Following several days of heated floor debate on the issue, U.S. Senator Benjamin L. Cardin (D-MD) and a group of at least 20 other senators are sending a letter to Senate leadership pushing to change the way the Senate does business by putting an end to rules that allow members to secretly block legislation and nominations.
Cardin and his colleagues are pledging to not place "secret holds' and are calling upon Majority Leader Harry Reid and Minority Leader Mitch McConnell to end the practice and force senators to give a public explanation of why they are blocking a certain piece of legislation or a nomination. Despite measures passed as part of sweeping ethics reform legislation in 2007 to require senators who want to place a hold on bills and nominations to be transparent about their objections, senators continue to circumvent the rules and file anonymous holds.
"The rules of the Senate have been abused. No single senator should be allowed to block legislation indefinitely or bring the action of the Senate to a halt -- and he or she certainly should never be permitted to do it anonymously," said Senator Cardin.
The letter reads: "While we deeply respect and appreciate the importance of tradition in this institution, we believe the practice of the secret hold has no rightful place in the Senate or in an open and transparent democracy. When a member of the Senate wishes to hold legislation or a nomination, that Senator owes to this body and, more importantly, to the American public a full explanation."
Senator Cardin and the other senators are now asking their colleagues to join them in their pledge by opening up the letter to all Democratic and Republican senators for signature.
The discussion of secret holds arose because approximately 80 nominations are being blocked anonymously and without explanation. These nominees are largely non-controversial and were voted out of committee without opposition. On Tuesday of this week, dozens of these nominees were brought up for consideration but Republicans objected repeatedly. Today's letter reaffirms the senators' commitment to ending the practice of secret holds and encourages colleagues to follow the spirit of ethics reform.
The full text of the letter is below.
Dear Leader Reid and Leader McConnell,
We the undersigned Senators hereby pledge that we will not place secret holds on legislation or nominations.
We further call upon you to bring an end to the practice of permitting secret "holds" on legislation and nominations for those Senators who are unprepared to make the same pledge. While we deeply respect and appreciate the importance of tradition in this institution, we believe the practice of the secret hold has no rightful place in the Senate or in an open and transparent democracy. When a member of the Senate wishes to hold legislation or a nomination, that Senator owes to this body and, more importantly, to the American public a full explanation. The Senate endorsed this principle in Section 512 of S.1, passed by a vote of 96-2 on January 18, 2007.
As you know, S.1 has failed in practice to end the use of secret holds.

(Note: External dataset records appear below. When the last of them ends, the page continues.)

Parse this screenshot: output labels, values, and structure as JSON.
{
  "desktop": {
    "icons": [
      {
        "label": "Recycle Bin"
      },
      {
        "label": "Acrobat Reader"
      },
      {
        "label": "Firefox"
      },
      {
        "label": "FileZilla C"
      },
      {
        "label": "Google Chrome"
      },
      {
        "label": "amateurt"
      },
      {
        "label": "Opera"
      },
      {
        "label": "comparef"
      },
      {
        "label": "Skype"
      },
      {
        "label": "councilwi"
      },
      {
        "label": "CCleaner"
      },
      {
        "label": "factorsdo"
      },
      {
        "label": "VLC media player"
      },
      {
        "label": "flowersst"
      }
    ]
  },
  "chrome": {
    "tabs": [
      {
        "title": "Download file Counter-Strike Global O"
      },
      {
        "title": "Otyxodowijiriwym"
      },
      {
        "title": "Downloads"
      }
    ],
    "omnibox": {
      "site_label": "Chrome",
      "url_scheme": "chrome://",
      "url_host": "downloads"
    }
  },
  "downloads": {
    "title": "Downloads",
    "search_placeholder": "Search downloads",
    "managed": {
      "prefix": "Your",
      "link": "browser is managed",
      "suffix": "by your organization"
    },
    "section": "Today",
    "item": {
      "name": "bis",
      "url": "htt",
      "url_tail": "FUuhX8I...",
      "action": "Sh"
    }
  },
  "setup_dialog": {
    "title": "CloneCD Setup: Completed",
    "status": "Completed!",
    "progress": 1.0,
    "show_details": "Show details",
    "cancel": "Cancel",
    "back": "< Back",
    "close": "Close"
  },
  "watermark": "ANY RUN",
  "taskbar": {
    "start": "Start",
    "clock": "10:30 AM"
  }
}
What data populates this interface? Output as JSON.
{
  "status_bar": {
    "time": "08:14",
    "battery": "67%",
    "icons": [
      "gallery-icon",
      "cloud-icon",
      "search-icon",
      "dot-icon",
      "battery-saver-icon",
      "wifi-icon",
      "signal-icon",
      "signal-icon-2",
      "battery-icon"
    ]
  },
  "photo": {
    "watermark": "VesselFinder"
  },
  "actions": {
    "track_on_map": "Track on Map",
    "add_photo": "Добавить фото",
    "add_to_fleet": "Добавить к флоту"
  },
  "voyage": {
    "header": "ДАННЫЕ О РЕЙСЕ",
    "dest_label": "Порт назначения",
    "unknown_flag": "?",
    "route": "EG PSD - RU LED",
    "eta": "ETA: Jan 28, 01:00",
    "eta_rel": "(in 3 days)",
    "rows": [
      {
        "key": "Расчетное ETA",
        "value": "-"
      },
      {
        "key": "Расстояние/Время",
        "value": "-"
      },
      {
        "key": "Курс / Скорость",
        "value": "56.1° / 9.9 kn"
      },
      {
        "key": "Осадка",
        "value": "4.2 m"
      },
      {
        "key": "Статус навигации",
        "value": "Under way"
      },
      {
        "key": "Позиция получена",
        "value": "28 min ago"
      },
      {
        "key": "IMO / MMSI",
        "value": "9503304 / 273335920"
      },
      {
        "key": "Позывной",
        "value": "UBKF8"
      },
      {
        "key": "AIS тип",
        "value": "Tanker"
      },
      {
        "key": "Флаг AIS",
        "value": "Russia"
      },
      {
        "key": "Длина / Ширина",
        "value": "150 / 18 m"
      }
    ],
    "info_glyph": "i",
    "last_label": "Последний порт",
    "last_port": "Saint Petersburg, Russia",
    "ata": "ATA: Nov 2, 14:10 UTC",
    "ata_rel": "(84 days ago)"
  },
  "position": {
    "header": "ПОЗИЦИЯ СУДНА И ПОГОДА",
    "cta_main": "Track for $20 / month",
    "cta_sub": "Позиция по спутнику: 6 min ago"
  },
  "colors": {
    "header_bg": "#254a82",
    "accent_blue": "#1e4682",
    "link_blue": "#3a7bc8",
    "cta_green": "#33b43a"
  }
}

We, therefore, urge you to promptly consider further changes to the Senate rules in order to bring a clear and definitive end to secret holds on legislation or a nomination. We stand ready to work with you on such a rule change, as long advocated for by Senators Wyden and Grassley, the leaders of a decade-long effort to eliminate secret holds in the Senate. We applaud their work and believe it must now be pursued to its conclusion.
Again, in making this request, we pledge that we will not place secret holds on legislation or a nomination.
Senator Claire McCaskill (D-MO)
Senator Sheldon Whitehouse (D-RI)
Senator Mark Warner (D-VA)
Senator Ben Cardin (D-MD)
Senator Bernie Sanders (I-VT)
Senator Sherrod Brown (D-OH)
Senator Bob Casey (D-PA)
Senator Jim Webb (D-VA)
Senator Amy Klobuchar (D-MN)
Senator Jon Tester (D-MT)
Senator Mark Udall (D-CO)
Senator Tom Udall (D-NM)
Senator Jeanne Shaheen (D-NH)
Senator Kay Hagan (D-NC)
Senator Jeff Merkley (D-OR)
Senator Mark Begich (D-AK)
Senator Roland Burris (D-IL)
Senator Ted Kaufman (D-DE)
Senator Michael Bennet (D-CO)
Senator Kirsten Gillibrand (D-NY)
Senator Al Franken (D-MN)